Off the Kuff Rotating Header Image

Complaints filed against federal judge Edith Jones

This is a potential blockbuster.

Judge Edith Jones

A broad coalition of groups — including an agency funded by the Mexican government (the Mexican Capital Legal Assistance Program), various civil rights organizations, legal ethics experts, and law professors — filed the complaint against 5th U.S. Circuit Court of Appeals Judge Edith Jones, who in October relinquished her title as “chief judge” of that court. The New Orleans-based court is one of the most conservative in the country and handles appeals from Texas, Mississippi and Louisiana.

The complaint alleges that at a speech on Feb. 20, 2013, to lawyers at the University of Pennsylvania School of Law, Jones made statements that violated basic rules of judicial ethics, including the fundamental duty of impartiality.

Among her statements:

  • That certain “racial groups like African Americans and Hispanics are predisposed to crime,” are “’prone’ to commit acts of violence,” and get involved in more violent and “heinous” crimes than people of other ethnicities;
  • That Mexican nationals would prefer to be on death row in the United States rather than serving prison terms in Mexico, and it is an insult for the United States to look to the laws of other countries such as Mexico;
  • That Defendants’ claims of racism, innocence, arbitrariness, and violations of international law and treaties are really nothing more than “red herrings” used by opponents of capital punishment;
  • That claims of “mental retardation” by capital defendants disgust her, and the fact such persons were convicted of a capital crime is itself sufficient to prove they are not in fact “mentally retarded”; and
  • That the imposition of a death sentence provides a positive service to capital-case defendants because defendants are likely to make peace with God only in the moment before their imminent execution.

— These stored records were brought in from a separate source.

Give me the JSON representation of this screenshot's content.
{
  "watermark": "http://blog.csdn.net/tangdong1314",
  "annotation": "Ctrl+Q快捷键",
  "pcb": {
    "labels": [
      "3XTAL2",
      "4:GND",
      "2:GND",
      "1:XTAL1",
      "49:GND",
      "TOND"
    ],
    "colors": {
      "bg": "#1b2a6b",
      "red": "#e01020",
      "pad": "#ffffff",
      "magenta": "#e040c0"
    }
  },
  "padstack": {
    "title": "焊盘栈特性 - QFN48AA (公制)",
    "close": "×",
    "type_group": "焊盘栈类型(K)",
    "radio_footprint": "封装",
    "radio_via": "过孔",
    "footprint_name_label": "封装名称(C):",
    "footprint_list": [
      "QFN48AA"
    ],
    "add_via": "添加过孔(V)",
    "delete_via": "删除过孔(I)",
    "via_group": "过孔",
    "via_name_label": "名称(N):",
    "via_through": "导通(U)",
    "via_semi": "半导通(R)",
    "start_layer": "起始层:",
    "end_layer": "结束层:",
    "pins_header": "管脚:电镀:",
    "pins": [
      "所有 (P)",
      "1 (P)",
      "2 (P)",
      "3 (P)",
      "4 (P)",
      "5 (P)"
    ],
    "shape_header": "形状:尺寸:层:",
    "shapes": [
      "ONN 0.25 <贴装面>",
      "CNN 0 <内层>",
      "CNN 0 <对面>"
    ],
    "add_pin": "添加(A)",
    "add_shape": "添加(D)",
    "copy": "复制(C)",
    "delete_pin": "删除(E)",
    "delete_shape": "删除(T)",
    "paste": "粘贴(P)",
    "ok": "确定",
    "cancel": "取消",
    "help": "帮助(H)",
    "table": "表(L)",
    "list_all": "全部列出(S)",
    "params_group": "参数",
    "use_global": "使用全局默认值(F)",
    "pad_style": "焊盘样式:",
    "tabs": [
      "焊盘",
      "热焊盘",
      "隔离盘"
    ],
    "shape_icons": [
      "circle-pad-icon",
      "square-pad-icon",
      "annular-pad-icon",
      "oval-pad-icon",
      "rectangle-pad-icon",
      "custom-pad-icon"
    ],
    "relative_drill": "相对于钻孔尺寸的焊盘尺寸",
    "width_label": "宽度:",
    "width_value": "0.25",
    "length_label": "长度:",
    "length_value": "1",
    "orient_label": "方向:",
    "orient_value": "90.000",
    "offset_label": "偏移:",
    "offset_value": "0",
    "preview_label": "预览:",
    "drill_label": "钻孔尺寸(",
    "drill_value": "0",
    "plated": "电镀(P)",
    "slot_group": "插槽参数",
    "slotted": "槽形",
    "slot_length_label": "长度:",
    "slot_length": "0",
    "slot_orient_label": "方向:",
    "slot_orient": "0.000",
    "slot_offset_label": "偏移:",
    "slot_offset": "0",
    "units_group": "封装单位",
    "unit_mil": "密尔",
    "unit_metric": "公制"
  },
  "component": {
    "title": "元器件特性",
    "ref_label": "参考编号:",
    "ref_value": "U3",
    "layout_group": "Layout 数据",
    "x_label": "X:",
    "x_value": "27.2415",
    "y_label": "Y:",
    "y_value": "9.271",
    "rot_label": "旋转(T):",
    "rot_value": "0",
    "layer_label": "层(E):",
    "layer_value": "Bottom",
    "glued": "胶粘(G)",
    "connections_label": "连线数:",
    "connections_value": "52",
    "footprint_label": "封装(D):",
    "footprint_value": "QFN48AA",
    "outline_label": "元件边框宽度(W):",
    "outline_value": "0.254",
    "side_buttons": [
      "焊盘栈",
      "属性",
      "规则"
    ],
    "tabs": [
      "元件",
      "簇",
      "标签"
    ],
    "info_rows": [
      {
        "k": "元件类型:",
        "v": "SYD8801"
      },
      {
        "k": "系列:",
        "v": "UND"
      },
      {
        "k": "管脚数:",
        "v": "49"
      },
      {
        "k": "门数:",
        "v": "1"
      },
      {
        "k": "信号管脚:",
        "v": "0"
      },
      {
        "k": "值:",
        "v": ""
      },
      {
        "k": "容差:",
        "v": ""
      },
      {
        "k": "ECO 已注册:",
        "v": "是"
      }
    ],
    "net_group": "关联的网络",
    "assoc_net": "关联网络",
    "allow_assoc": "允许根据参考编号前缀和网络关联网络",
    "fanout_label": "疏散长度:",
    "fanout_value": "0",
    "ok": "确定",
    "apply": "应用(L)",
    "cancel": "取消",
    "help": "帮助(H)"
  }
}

The Trib has links to the complaint and the affidavits. Kos notes that according to the complaint, Jones “also made prejudicial remarks on cases that have yet to wind their way through the lower courts, cases in which she may have a say during any appeals”, which certainly sounds problematic to me. BOR points out that Jones is hardly a stranger to controversy. Having said all that, the group that sponsored her talk has come to Jones’ defense, so the matter is far from settled. I look forward to seeing how this plays out. The Fifth Circuit is in dire need of a makeover, and if it begins with President Obama getting to name a replacement for Judge Edith Jones, that would be all kinds of awesome.

Related Posts:

9 Comments

  1. Mainstream says:

    As a founding member of the local chapter of the Federalist Society, and someone who has heard Judge Edith Jones speak frequently, this set of complaints sounds completely bogus to me. It is just a reflection of how polarized our political discourse has become. I will look forward to learning more facts.

  2. David2001 says:

    @Mainstream. You already heard and read the facts here. Judge Edith Jones is a ignorant racist who should have never been allowed to become a Judge.

  3. Belinda Stanley says:

    The speech was not recorded and there is no transcript. Is it possible that anything she allegedly said was misconstrued or taken out of context? I find it highly unlikely that a judge of Edith Jones’ stature would make any public statement that she could not back up with facts. As to her religious beliefs, has it come to the point where judges in this country are not allowed to have any? Or if they do, are they never allowed to talk about them?

  4. David – Let’s please keep this civil. Thanks.

    Belinda – There was no recording, but there were several sworn affidavits filed by people who attended the event. I’m not a lawyer, but my understanding is that an affidavit is a sworn document, meaning that any false statements made in them leave you liable for perjury charges. This is serious business, in other words. And the issue is not about her faith, but about her ability to be impartial, and about her judicial temperament. The things she is alleged to have said call her ability to fairly judge these cases into question.

  5. Nancy Walker says:

    Please save me the time to research. By whom was Edith Jones appointed? And, is a federal judge appointed for life? Under what conditions/circumstances can an appointed federal judge be removed from the bench?

    Thank you,
    Nancy Walker
    walker.nancy00@gmail.com

  6. Nancy,

    1. Ronald Reagan
    2. Yes, but
    3. They can be impeached for various forms of misconduct (see, for one egregious example, Samuel Kent). See http://wiki.answers.com/Q/How_can_a_federal_judge_be_removed_from_office for more. Most likely, if the allegations about Jones are sustained, she will be censured, but that would leave her on the bench. It could, however, cause her to step down voluntarily.

  7. Allen Cassenorp says:

    If the allegations are true, she needs to resign. The fact that 6 people are willing to sign their name to an affidavit attesting to what she said is significant. No way in the world would any black or hispanic litigant or defendant get a fair hearing in front of this woman. Go home, Edith.

  8. […] here for the background. Chief Justice Roberts’ letter is here, and more on the details of the […]

  9. […] here and here for the background. Even if the Chief Judge of the DC Circuit Court of Appeals writes up a […]

Bookmark and Share